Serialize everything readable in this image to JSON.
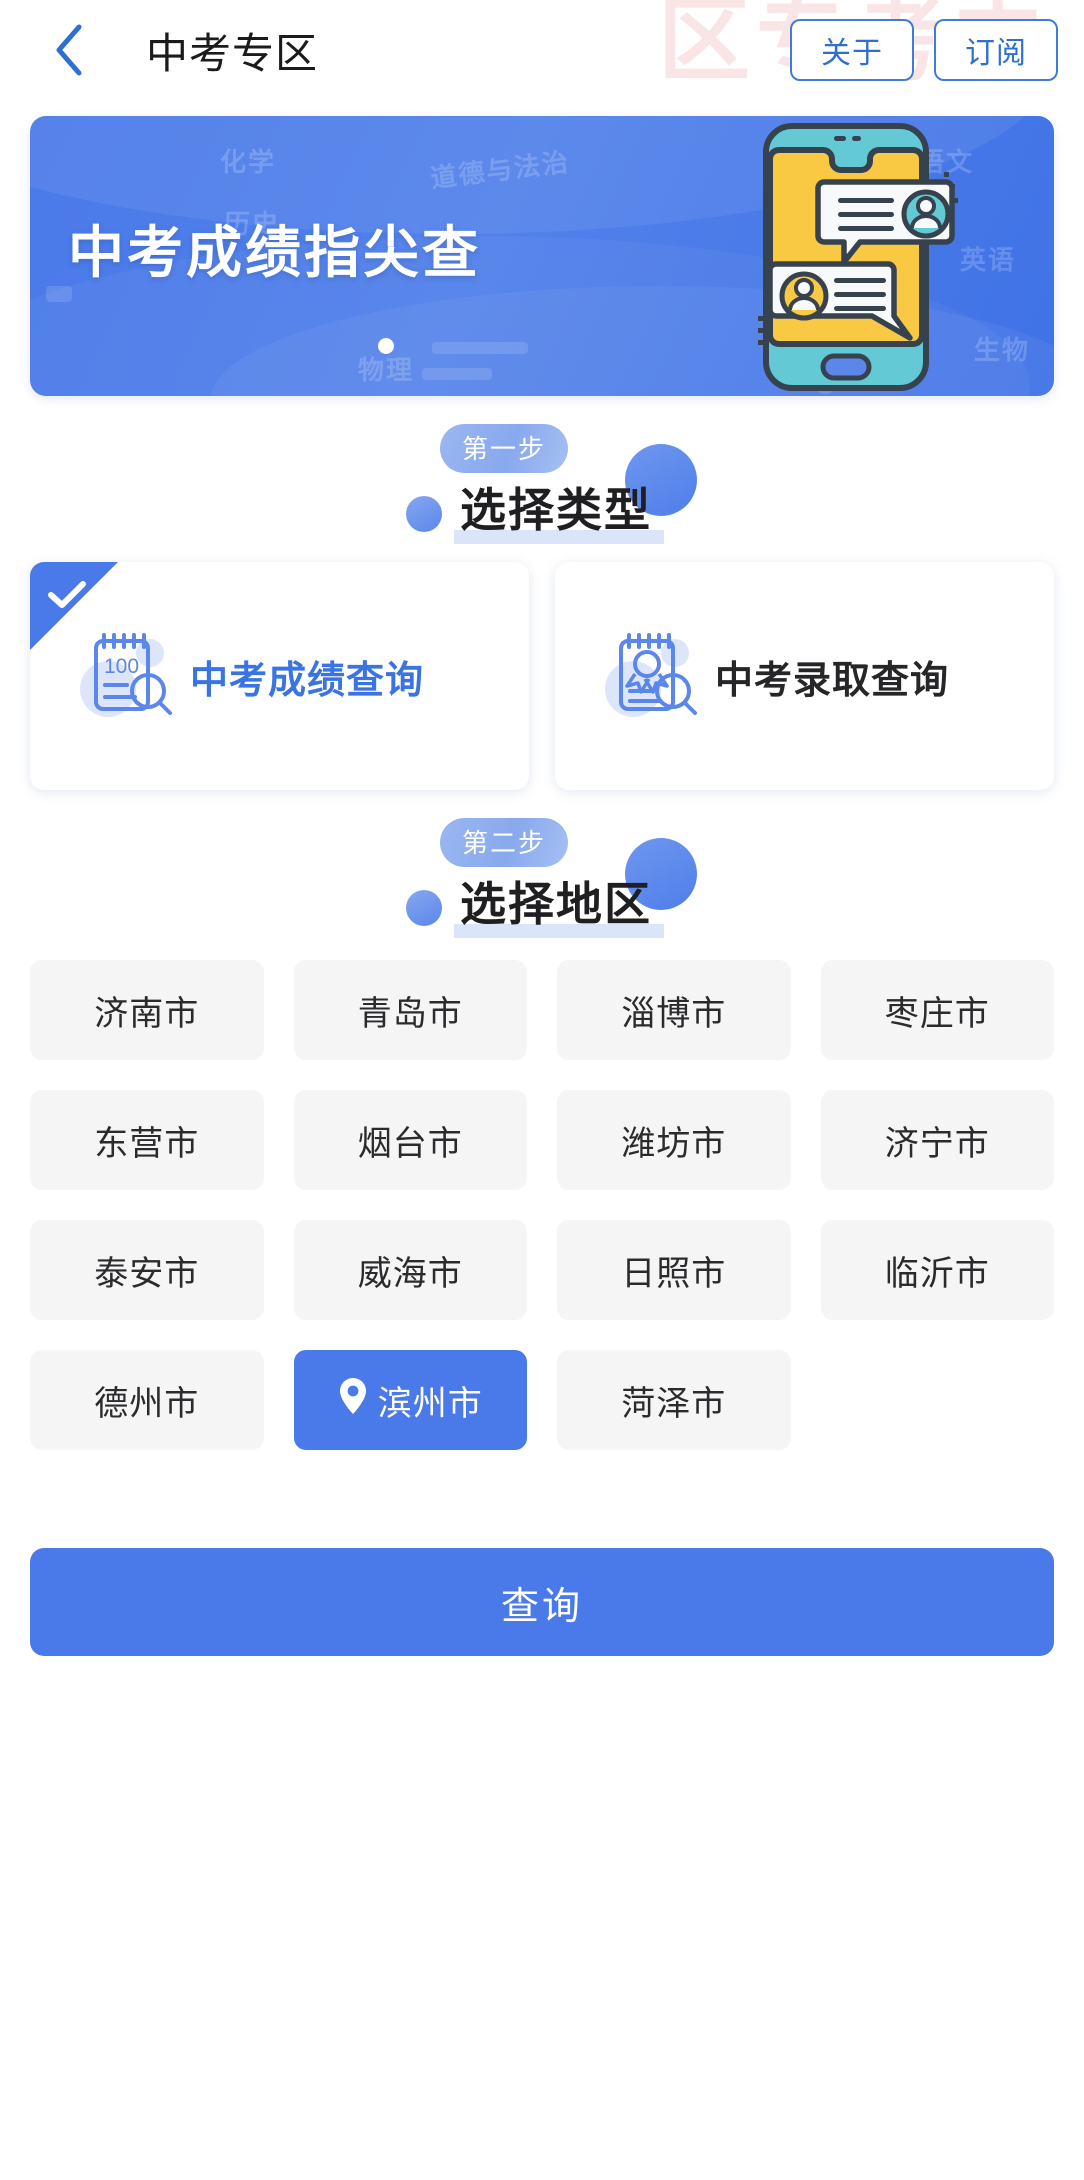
{
  "header": {
    "back_icon": "chevron-left-icon",
    "title": "中考专区",
    "about_label": "关于",
    "subscribe_label": "订阅",
    "watermark_text": "区专考中",
    "accent_color": "#3d7cdb"
  },
  "banner": {
    "title": "中考成绩指尖查",
    "background_color": "#4a7ae9",
    "dot_count": 1,
    "active_dot_index": 0,
    "subject_watermarks": [
      "化学",
      "道德与法治",
      "语文",
      "历史",
      "英语",
      "物理",
      "生物"
    ],
    "illustration": "phone-chat-illustration"
  },
  "steps": [
    {
      "badge": "第一步",
      "title": "选择类型",
      "underline_color": "#9ebaf0"
    },
    {
      "badge": "第二步",
      "title": "选择地区",
      "underline_color": "#9ebaf0"
    }
  ],
  "type_options": [
    {
      "label": "中考成绩查询",
      "icon": "notepad-score-search-icon",
      "icon_badge": "100",
      "selected": true,
      "selected_color": "#4a7ae9",
      "text_color": "#3a74e2"
    },
    {
      "label": "中考录取查询",
      "icon": "notepad-award-search-icon",
      "icon_badge": "",
      "selected": false,
      "text_color": "#262628"
    }
  ],
  "cities": [
    {
      "name": "济南市",
      "selected": false
    },
    {
      "name": "青岛市",
      "selected": false
    },
    {
      "name": "淄博市",
      "selected": false
    },
    {
      "name": "枣庄市",
      "selected": false
    },
    {
      "name": "东营市",
      "selected": false
    },
    {
      "name": "烟台市",
      "selected": false
    },
    {
      "name": "潍坊市",
      "selected": false
    },
    {
      "name": "济宁市",
      "selected": false
    },
    {
      "name": "泰安市",
      "selected": false
    },
    {
      "name": "威海市",
      "selected": false
    },
    {
      "name": "日照市",
      "selected": false
    },
    {
      "name": "临沂市",
      "selected": false
    },
    {
      "name": "德州市",
      "selected": false
    },
    {
      "name": "滨州市",
      "selected": true
    },
    {
      "name": "菏泽市",
      "selected": false
    }
  ],
  "submit": {
    "label": "查询",
    "color": "#4a7ae9"
  }
}
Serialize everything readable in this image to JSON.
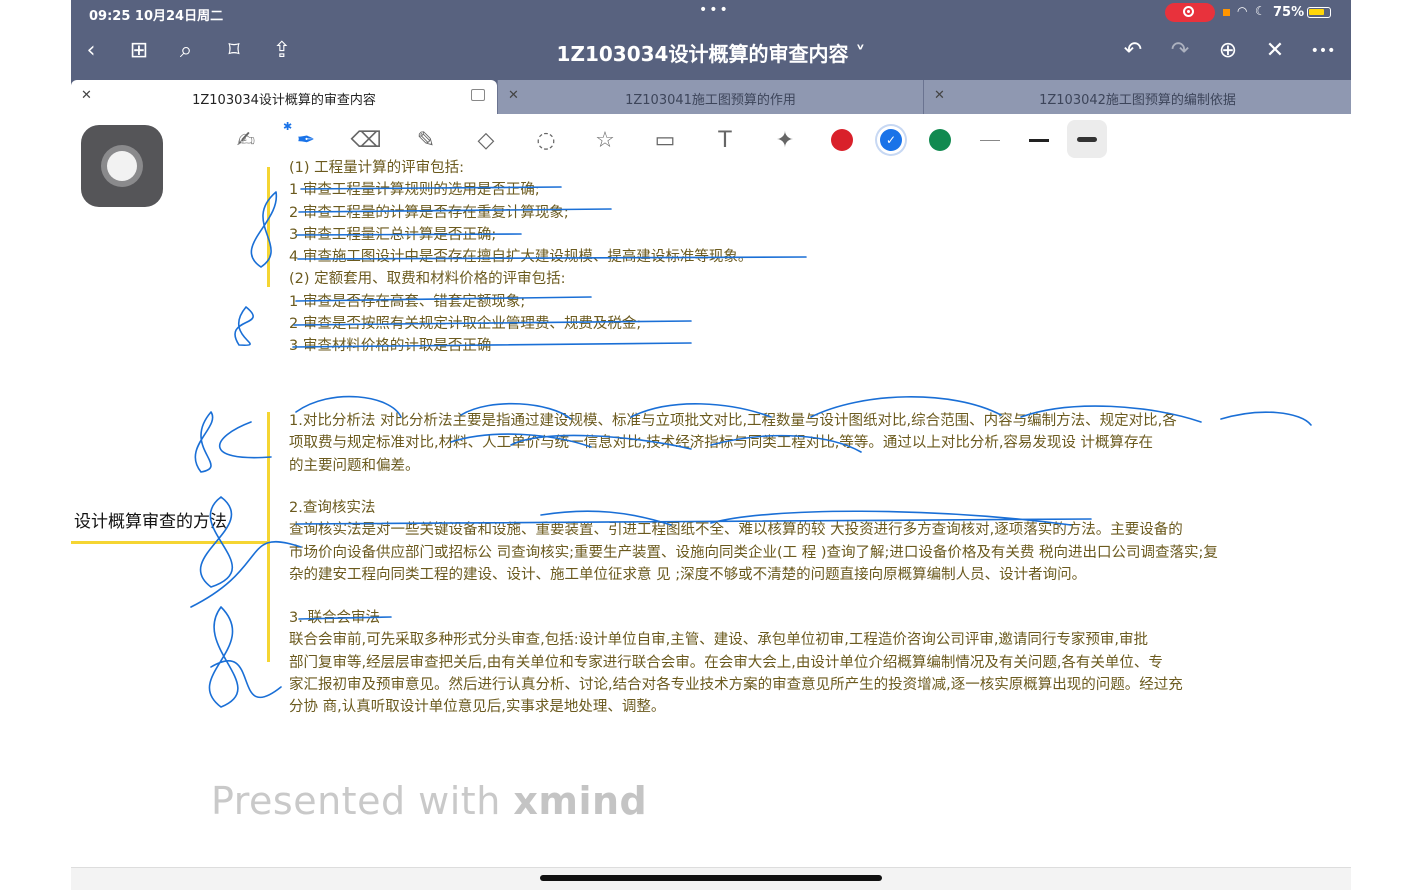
{
  "status": {
    "time": "09:25  10月24日周二",
    "dots": "•••",
    "battery": "75%",
    "wifi_icon": "wifi-icon",
    "moon_icon": "moon-icon"
  },
  "nav": {
    "title": "1Z103034设计概算的审查内容 ˅",
    "back": "‹",
    "grid": "⊞",
    "search": "⌕",
    "bookmark": "⌑",
    "share": "⇪",
    "undo": "↶",
    "redo": "↷",
    "add_page": "⊕",
    "close_x": "✕",
    "more": "•••"
  },
  "tabs": [
    {
      "label": "1Z103034设计概算的审查内容",
      "close": "✕"
    },
    {
      "label": "1Z103041施工图预算的作用",
      "close": "✕"
    },
    {
      "label": "1Z103042施工图预算的编制依据",
      "close": "✕"
    }
  ],
  "toolbar": {
    "colors": [
      "#d9202a",
      "#1a73e8",
      "#118a50"
    ],
    "selected_color": "#1a73e8",
    "tools": [
      "handwriting-zoom-icon",
      "pen-icon",
      "eraser-icon",
      "highlighter-icon",
      "shapes-icon",
      "lasso-icon",
      "sticker-icon",
      "image-icon",
      "text-icon",
      "laser-pointer-icon"
    ],
    "bluetooth": "✱",
    "check": "✓"
  },
  "mindmap": {
    "central_topic": "设计概算审查的方法",
    "block1": [
      "(1) 工程量计算的评审包括:",
      "1 审查工程量计算规则的选用是否正确;",
      "2 审查工程量的计算是否存在重复计算现象;",
      "3 审查工程量汇总计算是否正确;",
      "4 审查施工图设计中是否存在擅自扩大建设规模、提高建设标准等现象。",
      "(2) 定额套用、取费和材料价格的评审包括:",
      "1 审查是否存在高套、错套定额现象;",
      "2 审查是否按照有关规定计取企业管理费、规费及税金;",
      "3 审查材料价格的计取是否正确"
    ],
    "block2": [
      "1.对比分析法 对比分析法主要是指通过建设规模、标准与立项批文对比,工程数量与设计图纸对比,综合范围、内容与编制方法、规定对比,各",
      "项取费与规定标准对比,材料、人工单价与统一信息对比,技术经济指标与同类工程对比,等等。通过以上对比分析,容易发现设 计概算存在",
      "的主要问题和偏差。"
    ],
    "block3": [
      "2.查询核实法",
      "查询核实法是对一些关键设备和设施、重要装置、引进工程图纸不全、难以核算的较 大投资进行多方查询核对,逐项落实的方法。主要设备的",
      "市场价向设备供应部门或招标公 司查询核实;重要生产装置、设施向同类企业(工 程 )查询了解;进口设备价格及有关费 税向进出口公司调查落实;复",
      "杂的建安工程向同类工程的建设、设计、施工单位征求意 见 ;深度不够或不清楚的问题直接向原概算编制人员、设计者询问。"
    ],
    "block4": [
      "3. 联合会审法",
      "联合会审前,可先采取多种形式分头审查,包括:设计单位自审,主管、建设、承包单位初审,工程造价咨询公司评审,邀请同行专家预审,审批",
      "部门复审等,经层层审查把关后,由有关单位和专家进行联合会审。在会审大会上,由设计单位介绍概算编制情况及有关问题,各有关单位、专",
      "家汇报初审及预审意见。然后进行认真分析、讨论,结合对各专业技术方案的审查意见所产生的投资增减,逐一核实原概算出现的问题。经过充",
      "分协 商,认真听取设计单位意见后,实事求是地处理、调整。"
    ]
  },
  "watermark": {
    "prefix": "Presented with ",
    "brand": "xmind"
  }
}
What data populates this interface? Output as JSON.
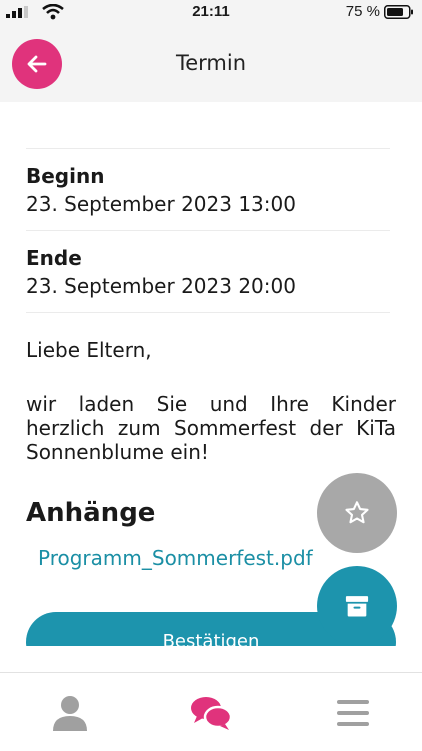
{
  "statusbar": {
    "time": "21:11",
    "battery_pct": "75 %"
  },
  "header": {
    "title": "Termin"
  },
  "event": {
    "begin_label": "Beginn",
    "begin_value": "23. September 2023 13:00",
    "end_label": "Ende",
    "end_value": "23. September 2023 20:00",
    "greeting": "Liebe Eltern,",
    "message": "wir laden Sie und Ihre Kinder herzlich zum Sommerfest der KiTa Sonnenblume ein!"
  },
  "attachments": {
    "title": "Anhänge",
    "files": [
      "Programm_Sommerfest.pdf"
    ]
  },
  "actions": {
    "confirm_label": "Bestätigen"
  },
  "icons": {
    "back": "arrow-left-icon",
    "favorite": "star-icon",
    "archive": "archive-icon",
    "profile": "person-icon",
    "chat": "chat-bubbles-icon",
    "menu": "hamburger-menu-icon"
  },
  "colors": {
    "accent_pink": "#e0337c",
    "accent_teal": "#1d94ad",
    "link": "#1b8fa5",
    "fab_grey": "#a8a8a8"
  }
}
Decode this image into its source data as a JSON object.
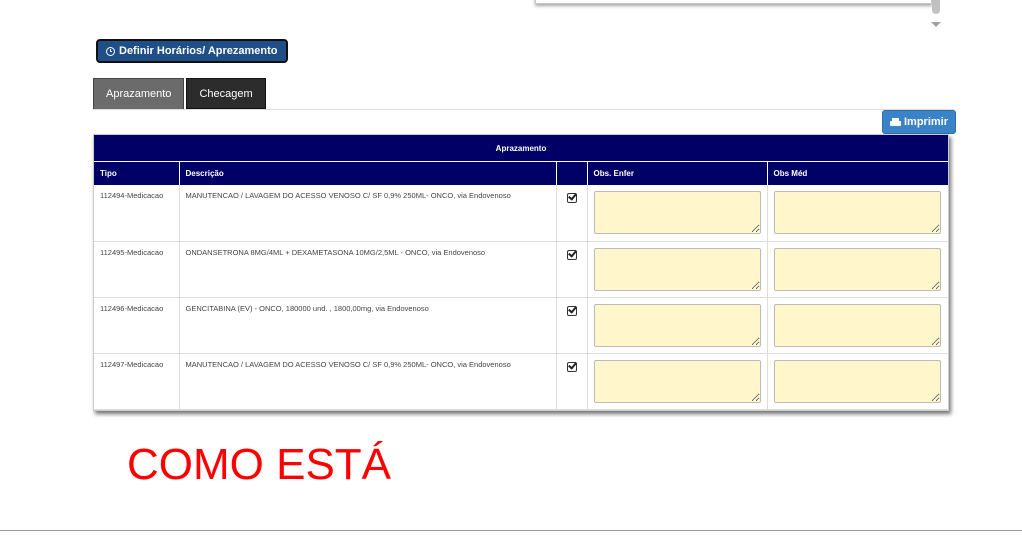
{
  "toolbar": {
    "define_label": "Definir Horários/ Aprezamento",
    "print_label": "Imprimir"
  },
  "tabs": [
    {
      "label": "Aprazamento",
      "active": true
    },
    {
      "label": "Checagem",
      "active": false
    }
  ],
  "table": {
    "caption": "Aprazamento",
    "headers": [
      "Tipo",
      "Descrição",
      "",
      "Obs. Enfer",
      "Obs Méd"
    ],
    "rows": [
      {
        "tipo": "112494-Medicacao",
        "descricao": "MANUTENCAO / LAVAGEM DO ACESSO VENOSO C/ SF 0,9% 250ML- ONCO, via Endovenoso",
        "checked": true,
        "obs_enfer": "",
        "obs_med": ""
      },
      {
        "tipo": "112495-Medicacao",
        "descricao": "ONDANSETRONA 8MG/4ML + DEXAMETASONA 10MG/2,5ML - ONCO, via Endovenoso",
        "checked": true,
        "obs_enfer": "",
        "obs_med": ""
      },
      {
        "tipo": "112496-Medicacao",
        "descricao": "GENCITABINA (EV) - ONCO, 180000 und. , 1800,00mg, via Endovenoso",
        "checked": true,
        "obs_enfer": "",
        "obs_med": ""
      },
      {
        "tipo": "112497-Medicacao",
        "descricao": "MANUTENCAO / LAVAGEM DO ACESSO VENOSO C/ SF 0,9% 250ML- ONCO, via Endovenoso",
        "checked": true,
        "obs_enfer": "",
        "obs_med": ""
      }
    ]
  },
  "annotation": {
    "text": "COMO ESTÁ",
    "color": "#ff0000"
  },
  "colors": {
    "header_bg": "#000066",
    "define_button_bg": "#1f4f86",
    "print_button_bg": "#3a83c6",
    "textarea_bg": "#fff6cc"
  },
  "icons": {
    "define_button": "clock-icon",
    "print_button": "printer-icon",
    "row_check": "checkbox-checked-icon"
  }
}
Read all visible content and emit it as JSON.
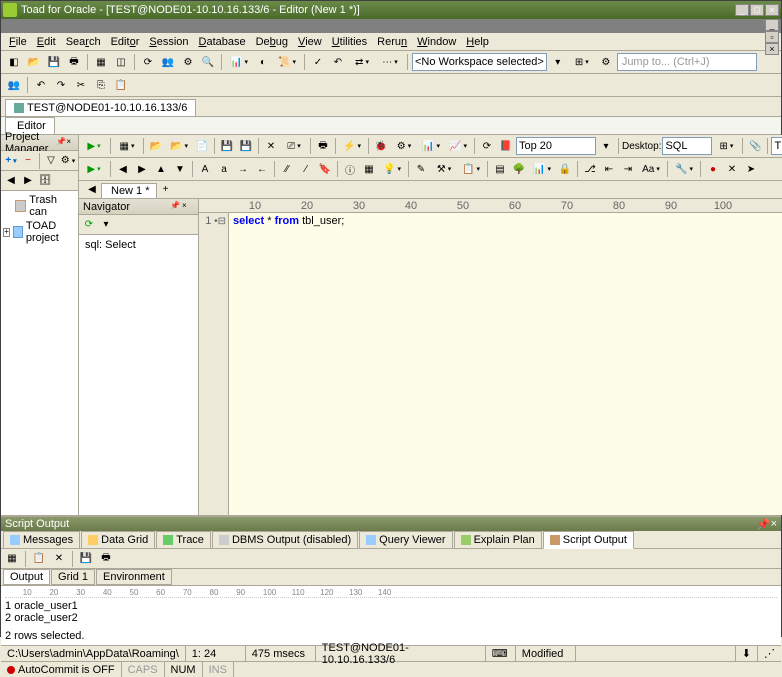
{
  "window": {
    "title": "Toad for Oracle - [TEST@NODE01-10.10.16.133/6 - Editor (New 1 *)]"
  },
  "menu": {
    "file": "File",
    "edit": "Edit",
    "search": "Search",
    "editor": "Editor",
    "session": "Session",
    "database": "Database",
    "debug": "Debug",
    "view": "View",
    "utilities": "Utilities",
    "rerun": "Rerun",
    "window": "Window",
    "help": "Help"
  },
  "toolbar1": {
    "workspace": "<No Workspace selected>",
    "jumpto": "Jump to... (Ctrl+J)"
  },
  "conntab": {
    "label": "TEST@NODE01-10.10.16.133/6"
  },
  "editortab": {
    "label": "Editor"
  },
  "rtoolbar": {
    "top_label": "Top 20",
    "desktop_label": "Desktop:",
    "desktop_value": "SQL",
    "conn": "TEST"
  },
  "project": {
    "title": "Project Manager",
    "trash": "Trash can",
    "toad": "TOAD project"
  },
  "newtab": {
    "label": "New 1 *"
  },
  "navigator": {
    "title": "Navigator",
    "item": "sql: Select"
  },
  "ruler": {
    "marks": [
      "10",
      "20",
      "30",
      "40",
      "50",
      "60",
      "70",
      "80",
      "90",
      "100"
    ]
  },
  "code": {
    "line_no": "1",
    "kw1": "select",
    "star": "*",
    "kw2": "from",
    "tbl": "tbl_user",
    "semi": ";"
  },
  "output": {
    "title": "Script Output",
    "tabs": {
      "messages": "Messages",
      "datagrid": "Data Grid",
      "trace": "Trace",
      "dbms": "DBMS Output (disabled)",
      "query": "Query Viewer",
      "explain": "Explain Plan",
      "script": "Script Output"
    },
    "subtabs": {
      "output": "Output",
      "grid1": "Grid 1",
      "env": "Environment"
    },
    "ruler": "        10        20        30        40        50        60        70        80        90        100       110       120       130       140",
    "row1_n": "1",
    "row1_v": "oracle_user1",
    "row2_n": "2",
    "row2_v": "oracle_user2",
    "summary": "2 rows selected."
  },
  "status": {
    "path": "C:\\Users\\admin\\AppData\\Roaming\\",
    "pos": "1: 24",
    "time": "475 msecs",
    "conn": "TEST@NODE01-10.10.16.133/6",
    "mod": "Modified"
  },
  "status2": {
    "autocommit": "AutoCommit is OFF",
    "caps": "CAPS",
    "num": "NUM",
    "ins": "INS"
  }
}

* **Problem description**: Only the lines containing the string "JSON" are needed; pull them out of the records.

* **Answer below**:
Serialize everything readable in this image to JSON.
Serialize everything readable in this image to JSON.
What data populates this interface? Output as JSON.
Decode this image into its source data as a JSON object.
Read all visible content and emit it as JSON.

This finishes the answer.